** Opening Material for the task block **

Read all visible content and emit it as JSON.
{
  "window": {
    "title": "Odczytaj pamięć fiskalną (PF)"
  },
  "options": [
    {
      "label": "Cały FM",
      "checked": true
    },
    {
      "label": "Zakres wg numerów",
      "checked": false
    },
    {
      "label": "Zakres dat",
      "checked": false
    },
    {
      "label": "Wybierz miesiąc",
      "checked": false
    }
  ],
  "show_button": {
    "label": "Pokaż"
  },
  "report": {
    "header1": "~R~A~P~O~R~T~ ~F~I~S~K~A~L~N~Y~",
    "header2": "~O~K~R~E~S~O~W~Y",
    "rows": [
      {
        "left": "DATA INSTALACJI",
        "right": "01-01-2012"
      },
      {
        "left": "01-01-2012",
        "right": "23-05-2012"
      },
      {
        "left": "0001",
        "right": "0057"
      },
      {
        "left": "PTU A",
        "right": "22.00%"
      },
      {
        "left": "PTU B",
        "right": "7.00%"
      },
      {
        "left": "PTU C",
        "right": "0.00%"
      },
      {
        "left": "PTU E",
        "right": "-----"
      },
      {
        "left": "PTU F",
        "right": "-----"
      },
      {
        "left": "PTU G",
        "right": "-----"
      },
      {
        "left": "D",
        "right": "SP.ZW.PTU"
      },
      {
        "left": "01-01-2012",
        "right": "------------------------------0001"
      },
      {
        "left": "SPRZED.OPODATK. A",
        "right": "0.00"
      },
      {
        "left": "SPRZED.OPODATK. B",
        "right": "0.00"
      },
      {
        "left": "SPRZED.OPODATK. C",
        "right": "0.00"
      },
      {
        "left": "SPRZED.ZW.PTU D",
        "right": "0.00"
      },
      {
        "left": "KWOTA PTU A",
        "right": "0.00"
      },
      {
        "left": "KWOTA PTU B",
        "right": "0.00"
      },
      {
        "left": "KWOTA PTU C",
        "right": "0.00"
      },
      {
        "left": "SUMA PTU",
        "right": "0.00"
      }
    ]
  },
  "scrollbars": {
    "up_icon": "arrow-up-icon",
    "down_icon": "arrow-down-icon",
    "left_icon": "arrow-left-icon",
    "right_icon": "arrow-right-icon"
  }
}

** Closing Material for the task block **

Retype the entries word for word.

Read all visible content and emit it as JSON.
{
  "window": {
    "title": "Odczytaj pamięć fiskalną (PF)"
  },
  "options": [
    {
      "label": "Cały FM",
      "checked": true
    },
    {
      "label": "Zakres wg numerów",
      "checked": false
    },
    {
      "label": "Zakres dat",
      "checked": false
    },
    {
      "label": "Wybierz miesiąc",
      "checked": false
    }
  ],
  "show_button": {
    "label": "Pokaż"
  },
  "report": {
    "header1": "~R~A~P~O~R~T~ ~F~I~S~K~A~L~N~Y~",
    "header2": "~O~K~R~E~S~O~W~Y",
    "rows": [
      {
        "left": "DATA INSTALACJI",
        "right": "01-01-2012"
      },
      {
        "left": "01-01-2012",
        "right": "23-05-2012"
      },
      {
        "left": "0001",
        "right": "0057"
      },
      {
        "left": "PTU A",
        "right": "22.00%"
      },
      {
        "left": "PTU B",
        "right": "7.00%"
      },
      {
        "left": "PTU C",
        "right": "0.00%"
      },
      {
        "left": "PTU E",
        "right": "-----"
      },
      {
        "left": "PTU F",
        "right": "-----"
      },
      {
        "left": "PTU G",
        "right": "-----"
      },
      {
        "left": "D",
        "right": "SP.ZW.PTU"
      },
      {
        "left": "01-01-2012",
        "right": "------------------------------0001"
      },
      {
        "left": "SPRZED.OPODATK. A",
        "right": "0.00"
      },
      {
        "left": "SPRZED.OPODATK. B",
        "right": "0.00"
      },
      {
        "left": "SPRZED.OPODATK. C",
        "right": "0.00"
      },
      {
        "left": "SPRZED.ZW.PTU D",
        "right": "0.00"
      },
      {
        "left": "KWOTA PTU A",
        "right": "0.00"
      },
      {
        "left": "KWOTA PTU B",
        "right": "0.00"
      },
      {
        "left": "KWOTA PTU C",
        "right": "0.00"
      },
      {
        "left": "SUMA PTU",
        "right": "0.00"
      }
    ]
  },
  "scrollbars": {
    "up_icon": "arrow-up-icon",
    "down_icon": "arrow-down-icon",
    "left_icon": "arrow-left-icon",
    "right_icon": "arrow-right-icon"
  }
}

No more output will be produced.